So, what does this have to do with the lack of sales reported by Stratasys and 3D Systems as of late? Simply put, if 500 3D print bureaus are in the United States, each with 2-4 machines, which require upgrades every 4-5 years, that’s a decent flow of demand for those manufacturing these printers. On the other hand, if only a few major additive manufacturing hubs take over, each with perhaps 40-60 machines, but with the ability to handle the same supply as all of these individual localized bureaus combined, then demand for these local print bureaus suddenly will dry up.
It’s not all bad news though. In fact, if manufacturers play their cards right, Twiggs believes that there may be a tremendous opportunity for growth.
“Simply put, 3D Printing is disrupting its own market,” he explains. “In fact, it is disrupting it so badly that I believe we will see an increase in consumer 3D printers being bought and a very violent decline in local Print Bureaus that struggle to pay off the original cost of the machines (which is around 100K+ for an industrial printer), paying for rent/lease, electricity, water, advertising, marketing, website presence, etc.”

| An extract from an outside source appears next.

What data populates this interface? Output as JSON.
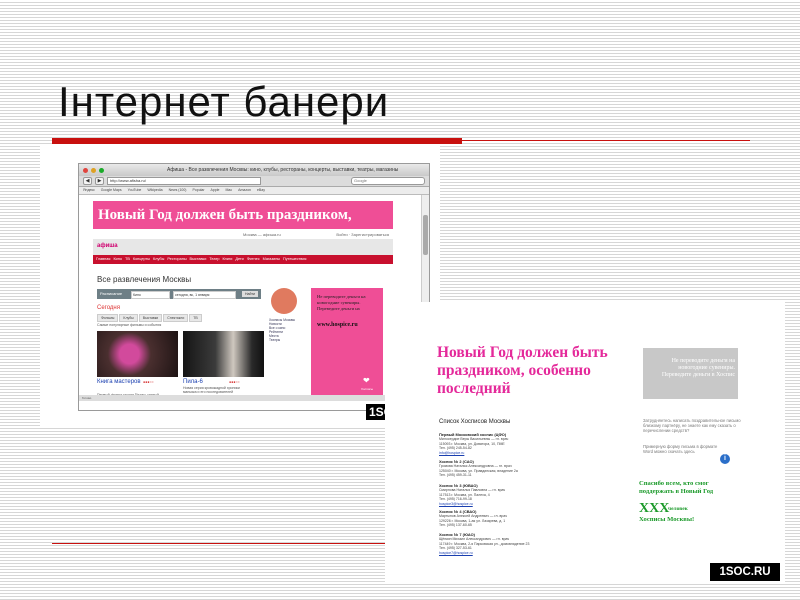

Gradually, but much quicker than within the 2D printing space, consumer printers will take over according to Twiggs. This will warrant drastic shifts within the business models of both Stratasys and 3D Systems moving forward. There will continue to be demand for industrial grade printers, and until the technology behind consumer targeted machines narrows the gap with the industrial market, specific projects will require such machines, but ultimately the tide is changing and so too will the strategies of the larger players within the industry.
“3D Systems and Stratasys will both have to evolve and enter heavily on the consumer market,” Twiggs suggests. “I believe we will see a few more spikes in profits over the coming months, but the overall sales should falter as many large corporations already have printers of their own and do not want to currently add anything new. The end result is a complete transition from focusing on large expensive machines to early entry. Stratasys has done this successfully so far with assimilation of MakerBot, but poor marketing strategy and poor merger acquisition has really hurt their sales. 3D Systems needs to follow on board, perhaps with a purchase of a desktop SLA printer or the creation of their own desktop SLA printer which does not cost an arm and a leg.”
Regardless of what ultimately takes place, there is no doubt that the coming years will be incredibly interesting for the entire industry as the multi-billion dollar company HP plans an entrance into the industrial 3D printing space in the latter part of 2016. Let’s hear your thoughts on Twiggs’ ideas on the industry. Discuss in the Declining 3D Printing Profits forum thread on 3DPB.com.